Councils would be required to consult residents before cutting down trees in urban areas under Government plans.
The proposals put forward by environment secretary Michael Gove, aimed at protecting street trees, would mean a consultation with the community would have to be held before a tree could be chopped down by a local authority.
There would also be new responsibilities for councils to report on tree felling and replanting in the area and the Forestry Commission would be granted new powers to curb illegal felling.
Mr Gove said: ‘It’s right that the views of local people are at the heart of any decision that affects their community – and the futures of the trees that line their streets are no different.
‘These measures will enhance the protection given to urban trees, ensuring residents are properly consulted before trees are felled and safeguarding our urban environment for future generations.’
The proposals follow a long-running dispute between Sheffield City Council and campaigners over tree felling in the city.
Protesters were taken to court for breaching injunctions after interfering with contractors while the council was forced into reviewing its contract with Amey.
Work was put on hold last year while the two parties work on a tree strategy in an effort to find a compromise.
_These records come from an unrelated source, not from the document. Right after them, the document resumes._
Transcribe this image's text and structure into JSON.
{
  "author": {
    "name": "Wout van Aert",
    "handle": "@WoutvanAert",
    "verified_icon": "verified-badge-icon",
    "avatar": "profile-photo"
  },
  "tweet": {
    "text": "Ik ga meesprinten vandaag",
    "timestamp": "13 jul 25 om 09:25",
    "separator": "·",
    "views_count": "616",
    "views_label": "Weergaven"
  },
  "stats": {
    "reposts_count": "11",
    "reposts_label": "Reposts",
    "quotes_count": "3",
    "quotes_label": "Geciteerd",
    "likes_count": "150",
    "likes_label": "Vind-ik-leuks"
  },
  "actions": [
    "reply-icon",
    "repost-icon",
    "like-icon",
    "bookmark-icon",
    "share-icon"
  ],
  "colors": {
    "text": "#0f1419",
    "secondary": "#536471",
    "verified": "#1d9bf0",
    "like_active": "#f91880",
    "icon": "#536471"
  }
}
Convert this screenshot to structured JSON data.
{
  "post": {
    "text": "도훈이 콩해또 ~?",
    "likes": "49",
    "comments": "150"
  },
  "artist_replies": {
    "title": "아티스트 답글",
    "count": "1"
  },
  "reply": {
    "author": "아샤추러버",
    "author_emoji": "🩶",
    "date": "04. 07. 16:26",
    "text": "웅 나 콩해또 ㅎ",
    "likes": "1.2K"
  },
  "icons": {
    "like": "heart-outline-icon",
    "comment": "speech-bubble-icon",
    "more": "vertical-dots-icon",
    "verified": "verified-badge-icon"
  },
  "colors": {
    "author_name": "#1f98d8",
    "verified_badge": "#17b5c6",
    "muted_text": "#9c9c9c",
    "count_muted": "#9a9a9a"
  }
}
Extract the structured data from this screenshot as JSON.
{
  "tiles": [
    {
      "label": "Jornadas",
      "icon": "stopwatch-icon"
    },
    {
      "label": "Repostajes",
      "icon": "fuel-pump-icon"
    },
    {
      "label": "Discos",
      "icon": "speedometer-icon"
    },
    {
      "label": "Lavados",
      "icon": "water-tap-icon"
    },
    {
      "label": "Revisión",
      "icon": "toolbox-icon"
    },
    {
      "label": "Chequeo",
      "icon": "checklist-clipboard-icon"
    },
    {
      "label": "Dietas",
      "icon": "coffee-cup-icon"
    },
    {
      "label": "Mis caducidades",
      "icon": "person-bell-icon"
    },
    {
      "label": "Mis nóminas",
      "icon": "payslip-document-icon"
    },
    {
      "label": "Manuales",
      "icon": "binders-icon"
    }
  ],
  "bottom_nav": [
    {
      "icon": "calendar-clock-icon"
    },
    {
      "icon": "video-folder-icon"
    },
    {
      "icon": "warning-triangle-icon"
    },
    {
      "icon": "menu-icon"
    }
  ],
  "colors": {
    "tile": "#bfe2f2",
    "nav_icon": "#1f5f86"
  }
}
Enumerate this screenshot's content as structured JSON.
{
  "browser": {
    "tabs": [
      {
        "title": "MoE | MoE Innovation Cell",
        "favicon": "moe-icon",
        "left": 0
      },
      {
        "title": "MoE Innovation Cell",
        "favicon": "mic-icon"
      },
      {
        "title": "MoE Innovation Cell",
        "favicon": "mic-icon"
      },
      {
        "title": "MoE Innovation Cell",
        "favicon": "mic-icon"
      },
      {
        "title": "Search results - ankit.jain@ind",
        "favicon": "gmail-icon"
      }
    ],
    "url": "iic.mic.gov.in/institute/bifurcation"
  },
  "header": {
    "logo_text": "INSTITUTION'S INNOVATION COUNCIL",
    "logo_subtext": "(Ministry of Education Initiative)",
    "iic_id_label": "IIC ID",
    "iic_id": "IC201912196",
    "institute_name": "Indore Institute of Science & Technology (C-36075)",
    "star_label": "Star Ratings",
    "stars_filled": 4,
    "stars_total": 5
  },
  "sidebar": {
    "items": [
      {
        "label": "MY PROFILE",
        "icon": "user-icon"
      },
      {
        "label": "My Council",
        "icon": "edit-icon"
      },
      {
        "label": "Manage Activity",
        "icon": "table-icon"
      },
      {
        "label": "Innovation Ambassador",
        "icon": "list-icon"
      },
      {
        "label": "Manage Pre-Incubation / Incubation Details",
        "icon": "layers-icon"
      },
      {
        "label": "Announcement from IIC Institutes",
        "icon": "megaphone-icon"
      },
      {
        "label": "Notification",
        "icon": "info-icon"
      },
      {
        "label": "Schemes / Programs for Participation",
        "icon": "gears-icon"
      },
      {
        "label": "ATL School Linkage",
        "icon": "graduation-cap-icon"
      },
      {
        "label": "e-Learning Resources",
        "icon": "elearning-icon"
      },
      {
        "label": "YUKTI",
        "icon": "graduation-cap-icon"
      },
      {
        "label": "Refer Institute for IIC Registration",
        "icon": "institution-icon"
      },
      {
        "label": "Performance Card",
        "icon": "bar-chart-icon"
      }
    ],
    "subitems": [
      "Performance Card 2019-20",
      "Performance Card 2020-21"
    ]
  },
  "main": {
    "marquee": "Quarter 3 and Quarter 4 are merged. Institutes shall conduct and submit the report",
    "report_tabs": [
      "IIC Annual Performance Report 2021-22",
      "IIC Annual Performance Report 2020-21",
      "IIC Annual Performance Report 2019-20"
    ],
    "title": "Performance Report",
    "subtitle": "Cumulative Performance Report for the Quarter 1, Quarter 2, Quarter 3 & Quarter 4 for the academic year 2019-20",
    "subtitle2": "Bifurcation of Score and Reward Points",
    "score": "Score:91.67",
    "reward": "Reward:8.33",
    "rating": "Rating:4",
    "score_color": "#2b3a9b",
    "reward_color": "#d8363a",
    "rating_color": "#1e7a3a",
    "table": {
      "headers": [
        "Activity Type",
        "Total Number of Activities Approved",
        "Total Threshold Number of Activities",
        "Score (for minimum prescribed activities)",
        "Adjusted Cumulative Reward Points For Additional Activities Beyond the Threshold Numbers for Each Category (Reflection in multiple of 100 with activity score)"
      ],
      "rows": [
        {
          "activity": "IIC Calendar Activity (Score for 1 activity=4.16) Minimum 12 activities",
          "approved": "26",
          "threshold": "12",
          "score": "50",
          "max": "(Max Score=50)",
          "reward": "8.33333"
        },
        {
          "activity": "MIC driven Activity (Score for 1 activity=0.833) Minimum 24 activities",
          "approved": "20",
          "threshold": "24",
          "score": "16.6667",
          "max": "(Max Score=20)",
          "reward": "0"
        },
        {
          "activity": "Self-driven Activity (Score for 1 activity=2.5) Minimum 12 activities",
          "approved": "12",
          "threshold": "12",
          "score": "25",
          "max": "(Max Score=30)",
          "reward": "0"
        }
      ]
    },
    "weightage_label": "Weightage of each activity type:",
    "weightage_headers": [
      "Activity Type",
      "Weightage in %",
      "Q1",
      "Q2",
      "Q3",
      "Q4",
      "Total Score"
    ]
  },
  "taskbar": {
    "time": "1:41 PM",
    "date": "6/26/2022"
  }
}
A consultation on the Government's proposals will close on February 28.
This article first appeared on themj.co.uk.